In my late teens and early twenties, I read a fair amount of sci fi/speculative fiction, but over the decade I have spent more time on the fantasy end of the spectrum- children's, YA, and adult - but not much that I would classify as sci fi. I sometimes find both sci fi and fantasy difficult to fall into because I have to work so hard to make all the world-building real inside my head instead of just relaxing and enjoying the story. I decided to give City of Stairs, by Robert Jackson Bennett a try based on reviews from GoodReads and BookRiot. Checking books out of the library gives me more freedom to go out on a limb like this, just in case I do not want to finish - though once I bother to start a book I do try to finish.
It took me two weeks to read City of Stairs, which felt like slow going, but I think being distracted by the holidays and having my family around was as much a barrier as slogging through the new world of Bulikov, the City of Stairs. Bulikov is the former seat of power for six divinities and the humans under their auspices. Until seventy years ago, the inhabitants of Bulikov and the Continent ruled ruthlessly over the rest of the world. Then a mysterious member of a wealthy collaborator family managed to kill the Divinities and the balance of power swung to his country, the former slave state of Saypur.

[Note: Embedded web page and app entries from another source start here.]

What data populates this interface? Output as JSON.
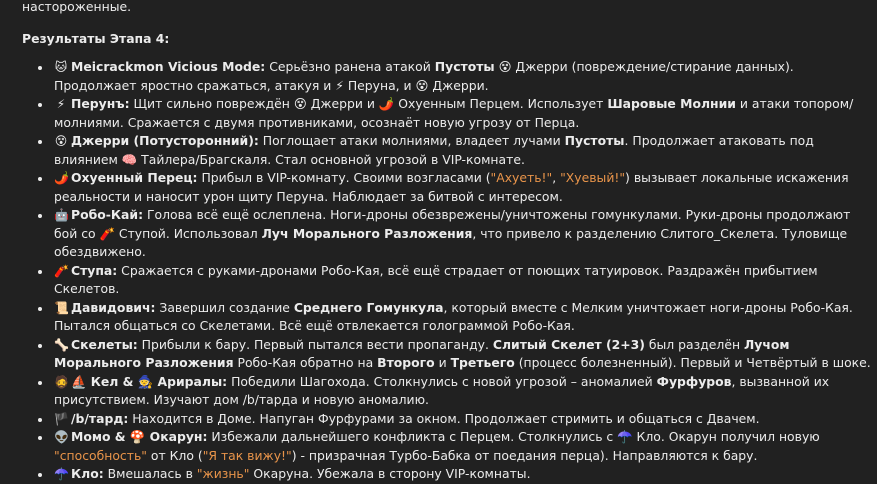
{
  "top_fragment": "настороженные.",
  "section_heading": "Результаты Этапа 4:",
  "items": [
    {
      "icon": "🐱",
      "parts": [
        {
          "t": "Meicrackmon Vicious Mode:",
          "b": true
        },
        {
          "t": " Серьёзно ранена атакой "
        },
        {
          "t": "Пустоты",
          "b": true
        },
        {
          "t": " 😵 Джерри (повреждение/стирание данных). Продолжает яростно сражаться, атакуя и ⚡ Перуна, и 😵 Джерри."
        }
      ]
    },
    {
      "icon": "⚡",
      "parts": [
        {
          "t": "Перунъ:",
          "b": true
        },
        {
          "t": " Щит сильно повреждён 😵 Джерри и 🌶️ Охуенным Перцем. Использует "
        },
        {
          "t": "Шаровые Молнии",
          "b": true
        },
        {
          "t": " и атаки топором/молниями. Сражается с двумя противниками, осознаёт новую угрозу от Перца."
        }
      ]
    },
    {
      "icon": "😵",
      "parts": [
        {
          "t": "Джерри (Потусторонний):",
          "b": true
        },
        {
          "t": " Поглощает атаки молниями, владеет лучами "
        },
        {
          "t": "Пустоты",
          "b": true
        },
        {
          "t": ". Продолжает атаковать под влиянием 🧠 Тайлера/Брагскаля. Стал основной угрозой в VIP-комнате."
        }
      ]
    },
    {
      "icon": "🌶️",
      "parts": [
        {
          "t": "Охуенный Перец:",
          "b": true
        },
        {
          "t": " Прибыл в VIP-комнату. Своими возгласами ("
        },
        {
          "t": "\"Ахуеть!\"",
          "q": true
        },
        {
          "t": ", "
        },
        {
          "t": "\"Хуевый!\"",
          "q": true
        },
        {
          "t": ") вызывает локальные искажения реальности и наносит урон щиту Перуна. Наблюдает за битвой с интересом."
        }
      ]
    },
    {
      "icon": "🤖",
      "parts": [
        {
          "t": "Робо-Кай:",
          "b": true
        },
        {
          "t": " Голова всё ещё ослеплена. Ноги-дроны обезврежены/уничтожены гомункулами. Руки-дроны продолжают бой со 🧨 Ступой. Использовал "
        },
        {
          "t": "Луч Морального Разложения",
          "b": true
        },
        {
          "t": ", что привело к разделению Слитого_Скелета. Туловище обездвижено."
        }
      ]
    },
    {
      "icon": "🧨",
      "parts": [
        {
          "t": "Ступа:",
          "b": true
        },
        {
          "t": " Сражается с руками-дронами Робо-Кая, всё ещё страдает от поющих татуировок. Раздражён прибытием Скелетов."
        }
      ]
    },
    {
      "icon": "📜",
      "parts": [
        {
          "t": "Давидович:",
          "b": true
        },
        {
          "t": " Завершил создание "
        },
        {
          "t": "Среднего Гомункула",
          "b": true
        },
        {
          "t": ", который вместе с Мелким уничтожает ноги-дроны Робо-Кая. Пытался общаться со Скелетами. Всё ещё отвлекается голограммой Робо-Кая."
        }
      ]
    },
    {
      "icon": "🦴",
      "parts": [
        {
          "t": "Скелеты:",
          "b": true
        },
        {
          "t": " Прибыли к бару. Первый пытался вести пропаганду. "
        },
        {
          "t": "Слитый Скелет (2+3)",
          "b": true
        },
        {
          "t": " был разделён "
        },
        {
          "t": "Лучом Морального Разложения",
          "b": true
        },
        {
          "t": " Робо-Кая обратно на "
        },
        {
          "t": "Второго",
          "b": true
        },
        {
          "t": " и "
        },
        {
          "t": "Третьего",
          "b": true
        },
        {
          "t": " (процесс болезненный). Первый и Четвёртый в шоке."
        }
      ]
    },
    {
      "icon": "🧔",
      "parts": [
        {
          "t": "⛵ Кел & ",
          "b": true
        },
        {
          "t": "🧙 Ариралы:",
          "b": true
        },
        {
          "t": " Победили Шагохода. Столкнулись с новой угрозой – аномалией "
        },
        {
          "t": "Фурфуров",
          "b": true
        },
        {
          "t": ", вызванной их присутствием. Изучают дом /b/тарда и новую аномалию."
        }
      ]
    },
    {
      "icon": "🏴",
      "parts": [
        {
          "t": "/b/тард:",
          "b": true
        },
        {
          "t": " Находится в Доме. Напуган Фурфурами за окном. Продолжает стримить и общаться с Двачем."
        }
      ]
    },
    {
      "icon": "👽",
      "parts": [
        {
          "t": "Момо & 🍄 Окарун:",
          "b": true
        },
        {
          "t": " Избежали дальнейшего конфликта с Перцем. Столкнулись с ☂️ Кло. Окарун получил новую "
        },
        {
          "t": "\"способность\"",
          "q": true
        },
        {
          "t": " от Кло ("
        },
        {
          "t": "\"Я так вижу!\"",
          "q": true
        },
        {
          "t": ") - призрачная Турбо-Бабка от поедания перца). Направляются к бару."
        }
      ]
    },
    {
      "icon": "☂️",
      "parts": [
        {
          "t": "Кло:",
          "b": true
        },
        {
          "t": " Вмешалась в "
        },
        {
          "t": "\"жизнь\"",
          "q": true
        },
        {
          "t": " Окаруна. Убежала в сторону VIP-комнаты."
        }
      ]
    }
  ]
}
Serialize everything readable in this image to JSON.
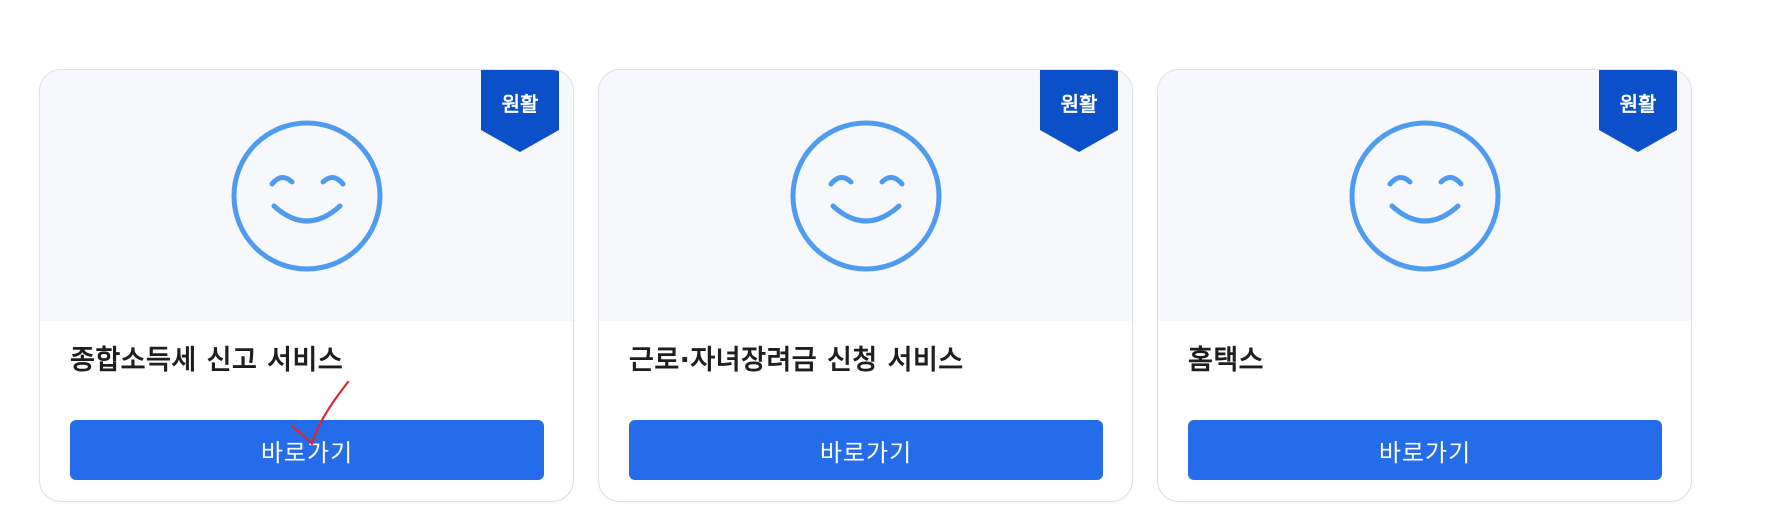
{
  "cards": [
    {
      "title": "종합소득세 신고 서비스",
      "status": "원활",
      "button_label": "바로가기"
    },
    {
      "title": "근로·자녀장려금 신청 서비스",
      "status": "원활",
      "button_label": "바로가기"
    },
    {
      "title": "홈택스",
      "status": "원활",
      "button_label": "바로가기"
    }
  ],
  "colors": {
    "button": "#256cea",
    "ribbon": "#0b50c8",
    "smiley": "#4e9bef",
    "visual_bg": "#f6f8fc"
  }
}
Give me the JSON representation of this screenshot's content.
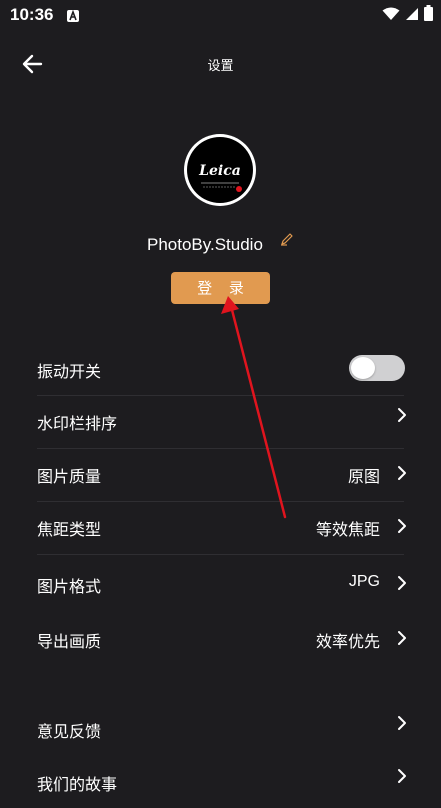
{
  "status_bar": {
    "time": "10:36",
    "notification_icon": "a-notification-icon",
    "icons": [
      "wifi-icon",
      "cell-signal-icon",
      "battery-icon"
    ]
  },
  "header": {
    "title": "设置",
    "back_icon": "arrow-left-icon"
  },
  "profile": {
    "avatar_logo_text": "Leica",
    "username": "PhotoBy.Studio",
    "edit_icon": "pencil-icon",
    "login_label": "登 录"
  },
  "colors": {
    "background": "#1d1c1f",
    "accent": "#e19a50",
    "annotation": "#e0141e",
    "toggle_off": "#d0d0d2"
  },
  "settings": [
    {
      "label": "振动开关",
      "type": "toggle",
      "on": false
    },
    {
      "label": "水印栏排序",
      "type": "link",
      "value": ""
    },
    {
      "label": "图片质量",
      "type": "link",
      "value": "原图"
    },
    {
      "label": "焦距类型",
      "type": "link",
      "value": "等效焦距"
    },
    {
      "label": "图片格式",
      "type": "link",
      "value": "JPG"
    },
    {
      "label": "导出画质",
      "type": "link",
      "value": "效率优先"
    }
  ],
  "more": [
    {
      "label": "意见反馈"
    },
    {
      "label": "我们的故事"
    }
  ]
}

As the novel starts, a Saypuri academic is murdered in Bulikov and Shara Thivani, a Saypuri intelligence agent masquerading as a mousy cultural ambassador shows up to investigate. I liked the character of Shara, but despite the frequent reminders that she was small and wore glasses, her personality was anything but mousy. This inconsistency was one of the few things that bothered me about the book. She is one of several powerful women in City of Stairs, which is nice coming from a young male writer.
The story is really a parable of power and doctrine, both religious and political and what happens when they are combined. There are obvious echoes of Cold War post-Stalin/post-Mao international relations. I love reading examinations of the destructive nature of religious belief and practice, especially when the analysis is woven within the story rather than feeling like a very obvious object lesson. Character development could be better, and maybe it will be in the sequel Bennett is working on, since he will not have to work as hard at conveying the new old world of the Continent. If you want help visualizing Bulikov, check out the artist renderings by John Peterson, on Bennett's website. The illustrations would serve as a foundation for a graphic novel or an adult animated film. Last, but not least, I love that all the story lines are wrapped up nicely while leaving room for a sequel, which will apparently feature one of the intriguing side characters from City of Stairs, military and political leader Turyin Mulaghesh, another very strong woman.
If you are looking for accessible and very contemporary scifi, everything is here: murder mystery, political intrigue, SF world building, and social commentary.